The prison system and those responsible for the care and rehabilitation of female inmates understand that the majority of those women have suffered some sort of trauma or abuse. It is finally being researched and recorded that men have suffered these same traumatic events and abuses as well. To me and those who come from the religious community or from the behavioral science community it is an obvious assumption. We don't believe or assume that a person is just "bad" or violent by nature. We know that human beings and especially children are impacted by their environments, their circumstance and events in their lives. Much research and attention has been given to the high rate of post traumatic stress disorder in returning military veterans and the violent incidences that occur after they return home. Veterans are given information concerning warning signs so that they will seek help for PTSD but often that help is given too late.
With all this information you would think we would be compelled to reevaluate the way we treat and rehabilitate violent and addicted inmates. The prison system has never even thought to look at the why only carry out punishment and condemnation. The Center for Behavioral Health Services and Criminal Justice Research at Rutgers University in New Jersey recently released a report concerning the rates of traumatic events in male inmates. "Eighty-five percent reported being a victim of a crime-related event, such as robbery or home invasion. More than three quarters of the men had been physically or sexually abused.State Corrections Secretary John Wetzel said at first he almost didn’t believe the figures. "When I saw the numbers and I saw the prevalence of trauma overall, I was just blown away," he said. "I couldn’t believe that so many, such a high percentage of our offenders — so I called her up and said, are you sure about these numbers?"

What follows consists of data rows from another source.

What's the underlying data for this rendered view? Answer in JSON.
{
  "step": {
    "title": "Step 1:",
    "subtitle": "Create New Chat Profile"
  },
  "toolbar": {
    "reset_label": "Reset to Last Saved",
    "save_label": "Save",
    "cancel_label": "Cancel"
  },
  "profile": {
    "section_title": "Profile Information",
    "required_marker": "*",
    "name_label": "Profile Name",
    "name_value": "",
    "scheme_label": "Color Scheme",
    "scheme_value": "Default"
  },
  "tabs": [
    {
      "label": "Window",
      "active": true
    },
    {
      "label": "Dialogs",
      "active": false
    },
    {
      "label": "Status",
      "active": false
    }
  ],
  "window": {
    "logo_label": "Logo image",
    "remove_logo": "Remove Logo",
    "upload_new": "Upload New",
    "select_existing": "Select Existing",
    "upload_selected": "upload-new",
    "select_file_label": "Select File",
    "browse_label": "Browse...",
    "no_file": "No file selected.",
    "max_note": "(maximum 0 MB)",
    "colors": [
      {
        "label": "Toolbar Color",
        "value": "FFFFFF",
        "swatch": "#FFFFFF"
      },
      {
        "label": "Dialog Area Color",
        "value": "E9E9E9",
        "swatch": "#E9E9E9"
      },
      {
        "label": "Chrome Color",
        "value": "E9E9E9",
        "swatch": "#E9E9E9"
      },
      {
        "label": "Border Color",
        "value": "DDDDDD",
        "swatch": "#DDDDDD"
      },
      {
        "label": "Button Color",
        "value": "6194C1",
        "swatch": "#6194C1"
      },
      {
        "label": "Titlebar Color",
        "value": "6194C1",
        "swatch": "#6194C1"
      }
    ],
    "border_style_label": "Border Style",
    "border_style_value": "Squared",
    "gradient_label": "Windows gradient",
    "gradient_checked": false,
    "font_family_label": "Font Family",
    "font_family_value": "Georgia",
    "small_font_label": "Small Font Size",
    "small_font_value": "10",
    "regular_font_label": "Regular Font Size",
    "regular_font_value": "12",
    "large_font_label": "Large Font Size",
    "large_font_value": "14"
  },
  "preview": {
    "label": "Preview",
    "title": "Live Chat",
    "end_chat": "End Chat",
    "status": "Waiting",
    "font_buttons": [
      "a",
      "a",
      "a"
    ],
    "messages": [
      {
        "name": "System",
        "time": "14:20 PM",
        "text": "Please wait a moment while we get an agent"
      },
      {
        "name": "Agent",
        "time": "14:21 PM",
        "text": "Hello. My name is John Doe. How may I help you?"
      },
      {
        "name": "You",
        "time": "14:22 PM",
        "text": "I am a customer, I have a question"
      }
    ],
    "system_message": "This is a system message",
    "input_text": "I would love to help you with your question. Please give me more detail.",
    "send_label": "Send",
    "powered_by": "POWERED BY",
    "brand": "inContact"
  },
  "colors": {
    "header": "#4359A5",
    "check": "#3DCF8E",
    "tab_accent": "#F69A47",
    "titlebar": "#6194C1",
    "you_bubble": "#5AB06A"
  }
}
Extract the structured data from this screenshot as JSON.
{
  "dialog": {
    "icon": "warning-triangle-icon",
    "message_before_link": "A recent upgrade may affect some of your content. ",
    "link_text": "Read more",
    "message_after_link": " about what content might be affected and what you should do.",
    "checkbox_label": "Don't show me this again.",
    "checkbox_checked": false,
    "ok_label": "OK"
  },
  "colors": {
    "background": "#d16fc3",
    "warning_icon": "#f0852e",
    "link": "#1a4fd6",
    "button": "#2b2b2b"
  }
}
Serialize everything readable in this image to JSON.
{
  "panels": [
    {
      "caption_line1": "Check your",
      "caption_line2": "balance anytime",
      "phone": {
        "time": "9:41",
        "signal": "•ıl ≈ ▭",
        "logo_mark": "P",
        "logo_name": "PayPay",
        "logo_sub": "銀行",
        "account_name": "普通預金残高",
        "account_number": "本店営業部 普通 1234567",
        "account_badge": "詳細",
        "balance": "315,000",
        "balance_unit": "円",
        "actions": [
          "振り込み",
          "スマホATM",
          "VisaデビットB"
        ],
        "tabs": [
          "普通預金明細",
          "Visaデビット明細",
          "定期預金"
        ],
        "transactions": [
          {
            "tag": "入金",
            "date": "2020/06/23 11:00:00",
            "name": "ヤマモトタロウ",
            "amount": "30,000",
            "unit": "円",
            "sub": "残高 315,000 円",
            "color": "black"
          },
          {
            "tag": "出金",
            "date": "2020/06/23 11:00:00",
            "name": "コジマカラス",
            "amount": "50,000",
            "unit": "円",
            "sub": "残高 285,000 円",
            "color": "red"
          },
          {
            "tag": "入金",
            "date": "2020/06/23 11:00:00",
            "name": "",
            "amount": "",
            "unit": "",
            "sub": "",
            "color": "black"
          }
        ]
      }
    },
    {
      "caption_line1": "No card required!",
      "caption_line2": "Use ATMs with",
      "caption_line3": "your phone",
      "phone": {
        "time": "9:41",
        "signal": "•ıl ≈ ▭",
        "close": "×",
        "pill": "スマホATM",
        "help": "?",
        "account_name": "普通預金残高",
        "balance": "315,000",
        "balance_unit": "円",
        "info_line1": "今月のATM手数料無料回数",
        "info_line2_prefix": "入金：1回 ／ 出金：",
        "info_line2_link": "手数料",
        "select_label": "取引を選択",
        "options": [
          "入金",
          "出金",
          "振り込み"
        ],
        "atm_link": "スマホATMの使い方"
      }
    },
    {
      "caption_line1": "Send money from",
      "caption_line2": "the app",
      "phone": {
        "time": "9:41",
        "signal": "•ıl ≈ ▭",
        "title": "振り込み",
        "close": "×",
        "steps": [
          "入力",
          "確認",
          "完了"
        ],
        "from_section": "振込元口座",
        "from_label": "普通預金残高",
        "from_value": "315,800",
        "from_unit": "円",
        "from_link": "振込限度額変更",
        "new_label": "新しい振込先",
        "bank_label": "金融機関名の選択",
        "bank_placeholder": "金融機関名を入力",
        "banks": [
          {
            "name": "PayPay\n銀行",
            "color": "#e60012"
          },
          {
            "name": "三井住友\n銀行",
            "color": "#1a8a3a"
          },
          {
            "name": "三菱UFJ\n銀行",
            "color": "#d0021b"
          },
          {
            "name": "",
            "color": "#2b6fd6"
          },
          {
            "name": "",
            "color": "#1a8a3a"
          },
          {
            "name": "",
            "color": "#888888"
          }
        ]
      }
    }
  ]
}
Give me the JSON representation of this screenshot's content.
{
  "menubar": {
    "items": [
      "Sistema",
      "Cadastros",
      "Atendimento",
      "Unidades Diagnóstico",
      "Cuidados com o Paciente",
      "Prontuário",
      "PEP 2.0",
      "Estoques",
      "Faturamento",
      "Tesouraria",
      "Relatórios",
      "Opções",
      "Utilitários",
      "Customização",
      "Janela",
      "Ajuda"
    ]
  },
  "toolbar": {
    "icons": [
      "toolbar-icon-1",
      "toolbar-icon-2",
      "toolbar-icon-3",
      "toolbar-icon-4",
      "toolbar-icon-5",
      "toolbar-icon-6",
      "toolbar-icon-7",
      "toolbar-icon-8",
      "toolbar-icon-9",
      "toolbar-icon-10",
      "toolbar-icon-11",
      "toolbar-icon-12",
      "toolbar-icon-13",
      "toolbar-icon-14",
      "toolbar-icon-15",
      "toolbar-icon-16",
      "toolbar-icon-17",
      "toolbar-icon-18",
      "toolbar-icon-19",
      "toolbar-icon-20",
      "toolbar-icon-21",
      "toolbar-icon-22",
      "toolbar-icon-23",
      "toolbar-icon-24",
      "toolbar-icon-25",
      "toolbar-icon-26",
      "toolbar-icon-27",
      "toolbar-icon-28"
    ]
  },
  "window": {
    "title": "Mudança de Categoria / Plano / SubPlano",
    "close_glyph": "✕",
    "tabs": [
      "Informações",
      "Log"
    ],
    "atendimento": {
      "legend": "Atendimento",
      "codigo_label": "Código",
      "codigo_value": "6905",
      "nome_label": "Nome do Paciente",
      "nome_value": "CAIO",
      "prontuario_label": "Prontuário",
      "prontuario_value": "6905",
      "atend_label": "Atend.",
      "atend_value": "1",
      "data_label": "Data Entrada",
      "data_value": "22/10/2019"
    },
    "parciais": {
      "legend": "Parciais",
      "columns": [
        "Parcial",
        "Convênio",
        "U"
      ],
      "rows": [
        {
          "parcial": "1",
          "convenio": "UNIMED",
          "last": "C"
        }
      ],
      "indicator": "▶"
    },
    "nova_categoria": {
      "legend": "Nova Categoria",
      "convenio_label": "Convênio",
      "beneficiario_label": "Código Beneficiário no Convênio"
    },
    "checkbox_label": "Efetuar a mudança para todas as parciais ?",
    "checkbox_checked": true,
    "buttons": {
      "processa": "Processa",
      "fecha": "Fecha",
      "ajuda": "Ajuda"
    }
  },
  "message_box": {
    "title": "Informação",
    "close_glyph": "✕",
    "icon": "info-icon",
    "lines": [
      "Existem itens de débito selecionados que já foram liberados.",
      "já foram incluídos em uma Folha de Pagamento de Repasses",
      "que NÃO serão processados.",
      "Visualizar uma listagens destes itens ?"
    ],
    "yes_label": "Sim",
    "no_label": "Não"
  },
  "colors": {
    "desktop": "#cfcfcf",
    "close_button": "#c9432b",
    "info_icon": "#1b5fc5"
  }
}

If the goal of prison is to correct the behavior of the inmate so that he/she returns to be a contributing member of our communities then we have to stop thinking of these individuals as "criminals" and start looking at them as human beings. These inmates are people....wounded, misguided, abused people who see themselves as failures. It is up to us to instruct them and guide them to a better life. It is our job to take care of the widow, the poor and the fatherless, to teach and train young men and women in the way they should go and to help our brothers/sisters to find the path to a good life. We can't lock them in a little room, away from family, community, education and treatment and expect to have things turn out differently when they come home. Prison is supposed to be a time out. Not a lifestyle.